[[ DATASET, beginning ]]
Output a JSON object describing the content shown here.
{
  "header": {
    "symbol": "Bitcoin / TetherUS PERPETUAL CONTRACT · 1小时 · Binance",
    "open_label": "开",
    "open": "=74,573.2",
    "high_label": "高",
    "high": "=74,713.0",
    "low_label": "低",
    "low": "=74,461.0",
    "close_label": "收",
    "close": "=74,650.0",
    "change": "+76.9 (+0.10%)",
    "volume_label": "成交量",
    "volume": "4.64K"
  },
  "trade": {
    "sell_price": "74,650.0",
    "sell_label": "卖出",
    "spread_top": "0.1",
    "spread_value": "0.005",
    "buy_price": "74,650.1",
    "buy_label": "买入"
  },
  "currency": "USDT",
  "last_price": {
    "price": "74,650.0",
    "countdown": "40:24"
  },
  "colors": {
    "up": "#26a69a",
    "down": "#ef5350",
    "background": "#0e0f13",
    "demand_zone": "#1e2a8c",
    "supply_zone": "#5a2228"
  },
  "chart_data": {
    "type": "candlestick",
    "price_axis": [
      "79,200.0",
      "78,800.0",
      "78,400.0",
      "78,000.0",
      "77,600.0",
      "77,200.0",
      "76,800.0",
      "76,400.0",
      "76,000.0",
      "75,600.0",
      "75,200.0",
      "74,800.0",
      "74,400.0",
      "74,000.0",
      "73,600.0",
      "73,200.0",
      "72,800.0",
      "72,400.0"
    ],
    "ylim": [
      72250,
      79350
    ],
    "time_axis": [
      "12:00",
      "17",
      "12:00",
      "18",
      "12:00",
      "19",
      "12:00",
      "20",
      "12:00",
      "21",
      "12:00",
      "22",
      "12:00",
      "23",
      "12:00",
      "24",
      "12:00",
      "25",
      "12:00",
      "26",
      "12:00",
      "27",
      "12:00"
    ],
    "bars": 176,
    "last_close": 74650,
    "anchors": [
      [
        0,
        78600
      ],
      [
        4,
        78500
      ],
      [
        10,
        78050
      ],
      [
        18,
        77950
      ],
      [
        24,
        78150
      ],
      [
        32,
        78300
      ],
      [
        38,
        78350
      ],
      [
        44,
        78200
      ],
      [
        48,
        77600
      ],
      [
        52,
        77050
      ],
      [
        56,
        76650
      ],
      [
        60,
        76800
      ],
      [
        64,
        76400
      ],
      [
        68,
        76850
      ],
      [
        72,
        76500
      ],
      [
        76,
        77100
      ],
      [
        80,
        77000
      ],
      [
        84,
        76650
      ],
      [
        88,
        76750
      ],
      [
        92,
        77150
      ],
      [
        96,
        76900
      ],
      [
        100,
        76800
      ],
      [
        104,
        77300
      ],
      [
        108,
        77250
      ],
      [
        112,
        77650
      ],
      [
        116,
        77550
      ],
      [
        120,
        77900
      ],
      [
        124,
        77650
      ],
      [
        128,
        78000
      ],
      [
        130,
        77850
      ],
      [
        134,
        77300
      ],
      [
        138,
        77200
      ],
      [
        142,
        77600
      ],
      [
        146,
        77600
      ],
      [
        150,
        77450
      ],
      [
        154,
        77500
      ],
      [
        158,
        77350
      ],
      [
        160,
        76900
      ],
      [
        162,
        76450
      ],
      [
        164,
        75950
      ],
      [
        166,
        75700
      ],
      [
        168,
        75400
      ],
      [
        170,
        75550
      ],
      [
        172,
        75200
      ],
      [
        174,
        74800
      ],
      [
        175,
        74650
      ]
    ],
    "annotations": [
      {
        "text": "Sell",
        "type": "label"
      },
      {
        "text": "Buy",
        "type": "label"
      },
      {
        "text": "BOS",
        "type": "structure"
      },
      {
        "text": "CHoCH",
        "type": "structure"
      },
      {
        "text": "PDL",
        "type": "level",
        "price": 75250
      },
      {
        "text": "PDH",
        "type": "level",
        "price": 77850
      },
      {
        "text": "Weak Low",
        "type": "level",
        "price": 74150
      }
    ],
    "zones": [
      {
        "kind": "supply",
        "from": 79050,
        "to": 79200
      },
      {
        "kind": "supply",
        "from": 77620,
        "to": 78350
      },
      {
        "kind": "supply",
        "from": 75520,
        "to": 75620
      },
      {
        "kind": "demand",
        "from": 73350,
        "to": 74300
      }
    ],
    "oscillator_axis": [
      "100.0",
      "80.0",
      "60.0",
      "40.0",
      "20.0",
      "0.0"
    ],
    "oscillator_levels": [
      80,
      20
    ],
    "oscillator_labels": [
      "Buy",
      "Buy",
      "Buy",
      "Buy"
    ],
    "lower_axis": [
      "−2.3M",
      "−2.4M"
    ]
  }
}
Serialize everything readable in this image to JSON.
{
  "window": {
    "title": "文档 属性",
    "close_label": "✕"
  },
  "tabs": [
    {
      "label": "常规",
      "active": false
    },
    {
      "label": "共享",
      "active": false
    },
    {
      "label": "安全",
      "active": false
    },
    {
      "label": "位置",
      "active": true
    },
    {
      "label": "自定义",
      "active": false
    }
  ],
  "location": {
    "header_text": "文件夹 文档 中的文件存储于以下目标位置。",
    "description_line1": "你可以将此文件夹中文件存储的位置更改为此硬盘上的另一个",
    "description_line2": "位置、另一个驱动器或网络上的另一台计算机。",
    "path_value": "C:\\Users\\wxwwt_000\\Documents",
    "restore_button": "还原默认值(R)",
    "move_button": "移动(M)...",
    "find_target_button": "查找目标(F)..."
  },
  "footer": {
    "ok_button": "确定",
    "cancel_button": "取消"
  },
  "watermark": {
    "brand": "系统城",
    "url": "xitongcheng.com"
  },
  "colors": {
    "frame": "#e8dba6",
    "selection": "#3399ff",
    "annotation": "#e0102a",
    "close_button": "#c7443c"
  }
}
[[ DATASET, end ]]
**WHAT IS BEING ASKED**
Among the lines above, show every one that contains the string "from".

**OUTPUT FOR THIS TASK**
        "from": 79050,
        "from": 77620,
        "from": 75520,
        "from": 73350,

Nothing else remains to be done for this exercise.